▶ [What needs to be done]
Copy all the lines of the listing below exactly. Skip the images.

⟨

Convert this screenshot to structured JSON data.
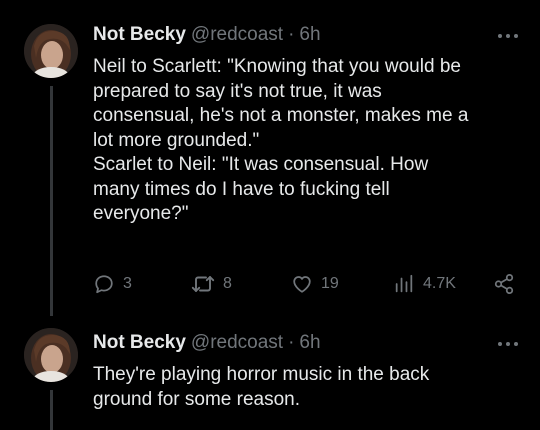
{
  "tweets": [
    {
      "author_name": "Not Becky",
      "handle": "@redcoast",
      "separator": "·",
      "time": "6h",
      "lines": [
        "Neil to Scarlett: \"Knowing that you would be",
        "prepared to say it's not true, it was",
        "consensual, he's not a monster, makes me a",
        "lot more grounded.\"",
        "Scarlet to Neil: \"It was consensual. How",
        "many times do I have to fucking tell",
        "everyone?\""
      ],
      "actions": {
        "replies": "3",
        "retweets": "8",
        "likes": "19",
        "views": "4.7K"
      }
    },
    {
      "author_name": "Not Becky",
      "handle": "@redcoast",
      "separator": "·",
      "time": "6h",
      "lines": [
        "They're playing horror music in the back",
        "ground for some reason."
      ]
    }
  ],
  "icons": {
    "reply": "reply-icon",
    "retweet": "retweet-icon",
    "like": "heart-icon",
    "views": "views-icon",
    "share": "share-icon",
    "more": "more-icon"
  },
  "colors": {
    "background": "#000000",
    "text": "#e7e9ea",
    "muted": "#71767b",
    "thread_line": "#333639"
  }
}
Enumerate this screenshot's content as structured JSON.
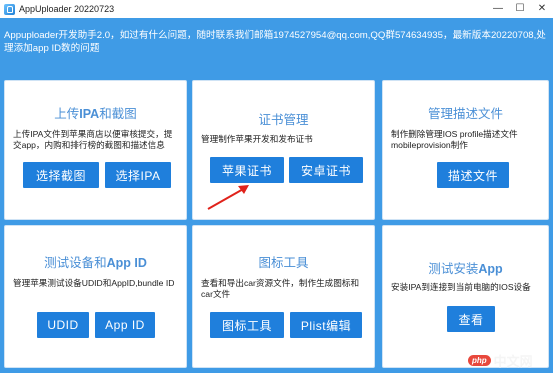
{
  "window": {
    "title": "AppUploader 20220723",
    "minimize": "—",
    "maximize": "☐",
    "close": "✕"
  },
  "notice": "Appuploader开发助手2.0，如过有什么问题，随时联系我们邮箱1974527954@qq.com,QQ群574634935，最新版本20220708,处理添加app ID数的问题",
  "cards": {
    "upload": {
      "title_prefix": "上传",
      "title_bold": "IPA",
      "title_suffix": "和截图",
      "desc": "上传IPA文件到苹果商店以便审核提交，提交app，内购和排行榜的截图和描述信息",
      "buttons": [
        "选择截图",
        "选择IPA"
      ]
    },
    "certificate": {
      "title": "证书管理",
      "desc": "管理制作苹果开发和发布证书",
      "buttons": [
        "苹果证书",
        "安卓证书"
      ]
    },
    "profile": {
      "title": "管理描述文件",
      "desc": "制作删除管理IOS profile描述文件mobileprovision制作",
      "buttons": [
        "描述文件"
      ]
    },
    "device": {
      "title_prefix": "测试设备和",
      "title_bold": "App ID",
      "desc": "管理苹果测试设备UDID和AppID,bundle ID",
      "buttons": [
        "UDID",
        "App ID"
      ]
    },
    "icon": {
      "title": "图标工具",
      "desc": "查看和导出car资源文件，制作生成图标和car文件",
      "buttons": [
        "图标工具",
        "Plist编辑"
      ]
    },
    "install": {
      "title_prefix": "测试安装",
      "title_bold": "App",
      "desc": "安装IPA到连接到当前电脑的IOS设备",
      "buttons": [
        "查看"
      ]
    }
  },
  "watermark": {
    "badge": "php",
    "text": "中文网"
  },
  "colors": {
    "background": "#3f9be6",
    "button": "#1f7fdc",
    "title_text": "#4a8fd6",
    "arrow": "#e0221b"
  }
}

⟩

▶ [Solved exercise]
Convert this screenshot to structured JSON data.
{
  "tweets": [
    {
      "author_name": "Not Becky",
      "handle": "@redcoast",
      "separator": "·",
      "time": "6h",
      "lines": [
        "Neil to Scarlett: \"Knowing that you would be",
        "prepared to say it's not true, it was",
        "consensual, he's not a monster, makes me a",
        "lot more grounded.\"",
        "Scarlet to Neil: \"It was consensual. How",
        "many times do I have to fucking tell",
        "everyone?\""
      ],
      "actions": {
        "replies": "3",
        "retweets": "8",
        "likes": "19",
        "views": "4.7K"
      }
    },
    {
      "author_name": "Not Becky",
      "handle": "@redcoast",
      "separator": "·",
      "time": "6h",
      "lines": [
        "They're playing horror music in the back",
        "ground for some reason."
      ]
    }
  ],
  "icons": {
    "reply": "reply-icon",
    "retweet": "retweet-icon",
    "like": "heart-icon",
    "views": "views-icon",
    "share": "share-icon",
    "more": "more-icon"
  },
  "colors": {
    "background": "#000000",
    "text": "#e7e9ea",
    "muted": "#71767b",
    "thread_line": "#333639"
  }
}
Enumerate this screenshot's content as structured JSON.
{
  "window": {
    "title": "AppUploader 20220723",
    "minimize": "—",
    "maximize": "☐",
    "close": "✕"
  },
  "notice": "Appuploader开发助手2.0，如过有什么问题，随时联系我们邮箱1974527954@qq.com,QQ群574634935，最新版本20220708,处理添加app ID数的问题",
  "cards": {
    "upload": {
      "title_prefix": "上传",
      "title_bold": "IPA",
      "title_suffix": "和截图",
      "desc": "上传IPA文件到苹果商店以便审核提交，提交app，内购和排行榜的截图和描述信息",
      "buttons": [
        "选择截图",
        "选择IPA"
      ]
    },
    "certificate": {
      "title": "证书管理",
      "desc": "管理制作苹果开发和发布证书",
      "buttons": [
        "苹果证书",
        "安卓证书"
      ]
    },
    "profile": {
      "title": "管理描述文件",
      "desc": "制作删除管理IOS profile描述文件mobileprovision制作",
      "buttons": [
        "描述文件"
      ]
    },
    "device": {
      "title_prefix": "测试设备和",
      "title_bold": "App ID",
      "desc": "管理苹果测试设备UDID和AppID,bundle ID",
      "buttons": [
        "UDID",
        "App ID"
      ]
    },
    "icon": {
      "title": "图标工具",
      "desc": "查看和导出car资源文件，制作生成图标和car文件",
      "buttons": [
        "图标工具",
        "Plist编辑"
      ]
    },
    "install": {
      "title_prefix": "测试安装",
      "title_bold": "App",
      "desc": "安装IPA到连接到当前电脑的IOS设备",
      "buttons": [
        "查看"
      ]
    }
  },
  "watermark": {
    "badge": "php",
    "text": "中文网"
  },
  "colors": {
    "background": "#3f9be6",
    "button": "#1f7fdc",
    "title_text": "#4a8fd6",
    "arrow": "#e0221b"
  }
}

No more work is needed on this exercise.